The Law Society is determined to do a thorough job in its sexual harassment investigation and hopes the government won't need to intervene, its president says.
Justice Minister Andrew Little has said he would consider a ministerial inquiry if the Society's work to fix sexual harassment and misconduct in the profession was not up to scratch.
The Law Society has formed a working group to help solve the problem.
The move comes after law firm Russell McVeagh was put in the spotlight over allegations of sexual misconduct, sexual harassment and an alleged incident of sexual assault.
President Kathryn Beck said she understood why the minister was concerned but the organisation - which regulates lawyers - was ready to make a change.
"We know that there is an issue with the system if we're not hearing about these things, either because people don't know that that's where they should go or they are not comfortable going there, either way we need to fix that."

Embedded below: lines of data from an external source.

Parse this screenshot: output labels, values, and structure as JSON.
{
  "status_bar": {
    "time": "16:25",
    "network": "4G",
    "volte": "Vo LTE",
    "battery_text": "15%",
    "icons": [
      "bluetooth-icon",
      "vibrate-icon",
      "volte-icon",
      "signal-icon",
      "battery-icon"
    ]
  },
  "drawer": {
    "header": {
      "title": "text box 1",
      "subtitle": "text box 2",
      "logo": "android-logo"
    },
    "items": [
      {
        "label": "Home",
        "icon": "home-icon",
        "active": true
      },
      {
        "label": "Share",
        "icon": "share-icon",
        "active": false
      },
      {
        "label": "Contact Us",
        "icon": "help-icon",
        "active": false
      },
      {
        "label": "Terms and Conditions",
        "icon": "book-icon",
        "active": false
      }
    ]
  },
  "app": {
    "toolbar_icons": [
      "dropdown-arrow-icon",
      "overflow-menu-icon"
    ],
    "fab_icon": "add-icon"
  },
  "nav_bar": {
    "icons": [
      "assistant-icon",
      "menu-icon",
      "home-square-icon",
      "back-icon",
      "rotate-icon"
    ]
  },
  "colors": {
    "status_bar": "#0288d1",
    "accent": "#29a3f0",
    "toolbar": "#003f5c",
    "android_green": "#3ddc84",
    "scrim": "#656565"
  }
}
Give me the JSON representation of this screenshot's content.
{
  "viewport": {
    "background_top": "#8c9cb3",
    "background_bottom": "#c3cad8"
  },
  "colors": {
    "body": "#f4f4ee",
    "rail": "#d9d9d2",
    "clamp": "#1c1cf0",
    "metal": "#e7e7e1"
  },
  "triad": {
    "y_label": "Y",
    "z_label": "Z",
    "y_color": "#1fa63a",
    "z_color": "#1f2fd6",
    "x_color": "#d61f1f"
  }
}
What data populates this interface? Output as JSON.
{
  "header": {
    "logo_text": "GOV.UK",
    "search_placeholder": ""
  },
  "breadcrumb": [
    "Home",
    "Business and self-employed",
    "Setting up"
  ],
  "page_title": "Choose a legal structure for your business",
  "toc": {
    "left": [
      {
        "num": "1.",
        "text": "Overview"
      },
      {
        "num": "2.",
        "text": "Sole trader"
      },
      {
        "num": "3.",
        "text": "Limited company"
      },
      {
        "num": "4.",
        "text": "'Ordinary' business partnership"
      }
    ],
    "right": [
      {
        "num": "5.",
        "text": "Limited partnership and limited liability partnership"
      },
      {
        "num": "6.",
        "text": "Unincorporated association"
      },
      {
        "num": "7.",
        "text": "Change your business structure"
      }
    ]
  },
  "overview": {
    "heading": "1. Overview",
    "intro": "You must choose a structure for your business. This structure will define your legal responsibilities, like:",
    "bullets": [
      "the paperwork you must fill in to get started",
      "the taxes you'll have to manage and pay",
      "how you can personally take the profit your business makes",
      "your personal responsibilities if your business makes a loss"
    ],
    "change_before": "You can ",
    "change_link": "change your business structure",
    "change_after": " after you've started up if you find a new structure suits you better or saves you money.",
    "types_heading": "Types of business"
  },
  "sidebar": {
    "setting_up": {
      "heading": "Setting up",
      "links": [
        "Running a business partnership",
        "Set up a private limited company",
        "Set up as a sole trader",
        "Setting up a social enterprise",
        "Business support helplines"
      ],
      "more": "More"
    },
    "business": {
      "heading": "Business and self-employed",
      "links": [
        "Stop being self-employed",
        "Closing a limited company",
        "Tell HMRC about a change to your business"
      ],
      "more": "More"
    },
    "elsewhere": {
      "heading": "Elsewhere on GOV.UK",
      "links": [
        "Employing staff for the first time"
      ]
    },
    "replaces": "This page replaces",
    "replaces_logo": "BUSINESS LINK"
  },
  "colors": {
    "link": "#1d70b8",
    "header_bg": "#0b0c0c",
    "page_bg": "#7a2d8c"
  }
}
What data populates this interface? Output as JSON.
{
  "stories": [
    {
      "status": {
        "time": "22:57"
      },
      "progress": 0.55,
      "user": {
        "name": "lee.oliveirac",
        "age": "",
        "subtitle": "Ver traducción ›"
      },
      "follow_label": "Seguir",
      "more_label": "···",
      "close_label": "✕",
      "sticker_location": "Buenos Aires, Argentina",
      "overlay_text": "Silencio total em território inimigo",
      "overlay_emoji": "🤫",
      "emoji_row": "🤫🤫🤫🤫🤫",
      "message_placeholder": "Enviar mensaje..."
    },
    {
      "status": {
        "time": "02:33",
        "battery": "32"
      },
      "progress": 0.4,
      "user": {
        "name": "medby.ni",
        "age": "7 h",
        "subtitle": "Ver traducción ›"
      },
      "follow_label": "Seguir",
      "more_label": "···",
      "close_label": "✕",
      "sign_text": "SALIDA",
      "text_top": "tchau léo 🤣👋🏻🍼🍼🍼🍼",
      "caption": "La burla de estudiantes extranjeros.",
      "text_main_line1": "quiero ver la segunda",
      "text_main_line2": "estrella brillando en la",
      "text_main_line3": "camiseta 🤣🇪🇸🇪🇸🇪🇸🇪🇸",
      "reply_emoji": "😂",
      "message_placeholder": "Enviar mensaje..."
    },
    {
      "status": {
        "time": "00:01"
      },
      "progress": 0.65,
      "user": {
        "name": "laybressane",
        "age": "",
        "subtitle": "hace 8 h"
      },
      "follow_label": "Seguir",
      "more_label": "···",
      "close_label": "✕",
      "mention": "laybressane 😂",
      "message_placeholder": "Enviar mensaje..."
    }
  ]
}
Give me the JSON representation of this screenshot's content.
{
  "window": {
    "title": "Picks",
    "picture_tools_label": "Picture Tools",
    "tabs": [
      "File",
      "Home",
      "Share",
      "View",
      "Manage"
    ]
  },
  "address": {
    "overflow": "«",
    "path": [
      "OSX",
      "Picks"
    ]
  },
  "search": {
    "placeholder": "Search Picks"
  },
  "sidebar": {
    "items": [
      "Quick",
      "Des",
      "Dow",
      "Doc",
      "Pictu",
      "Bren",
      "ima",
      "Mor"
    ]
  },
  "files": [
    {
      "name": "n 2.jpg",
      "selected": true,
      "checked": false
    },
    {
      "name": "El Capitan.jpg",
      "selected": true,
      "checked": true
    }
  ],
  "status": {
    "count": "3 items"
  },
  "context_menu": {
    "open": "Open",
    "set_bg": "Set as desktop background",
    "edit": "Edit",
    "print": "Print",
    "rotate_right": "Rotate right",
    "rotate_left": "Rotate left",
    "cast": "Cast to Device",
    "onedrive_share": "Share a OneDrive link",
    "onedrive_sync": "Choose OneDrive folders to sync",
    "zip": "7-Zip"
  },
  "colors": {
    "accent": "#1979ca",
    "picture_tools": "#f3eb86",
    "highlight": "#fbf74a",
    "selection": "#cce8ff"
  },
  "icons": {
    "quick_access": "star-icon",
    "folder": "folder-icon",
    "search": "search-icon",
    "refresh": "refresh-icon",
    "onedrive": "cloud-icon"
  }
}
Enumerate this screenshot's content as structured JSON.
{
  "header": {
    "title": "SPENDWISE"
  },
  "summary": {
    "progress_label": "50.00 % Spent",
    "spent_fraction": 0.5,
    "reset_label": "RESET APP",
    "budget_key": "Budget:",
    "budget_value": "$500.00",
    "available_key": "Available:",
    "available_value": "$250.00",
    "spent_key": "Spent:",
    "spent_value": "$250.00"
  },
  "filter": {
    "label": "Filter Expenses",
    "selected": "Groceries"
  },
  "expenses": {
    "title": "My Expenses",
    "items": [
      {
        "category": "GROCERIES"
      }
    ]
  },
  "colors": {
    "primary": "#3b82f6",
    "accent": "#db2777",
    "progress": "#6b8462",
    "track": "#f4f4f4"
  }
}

Mr Little said yesterday he had heard reports that the society had ignored serious allegations of this nature in the past.
He said he had no problem intervening if the Society wasn't up to the job.
"The option I would have would really be a ministerial inquiry, something of that sort of nature, to represent a public interest in ensuring that the Law Society does its job of making sure that the profession is one that has standards, including standards of conduct towards its own employees, that's what's in question at the moment."
The allegations signified abuses of power within the industry, Mr Little said.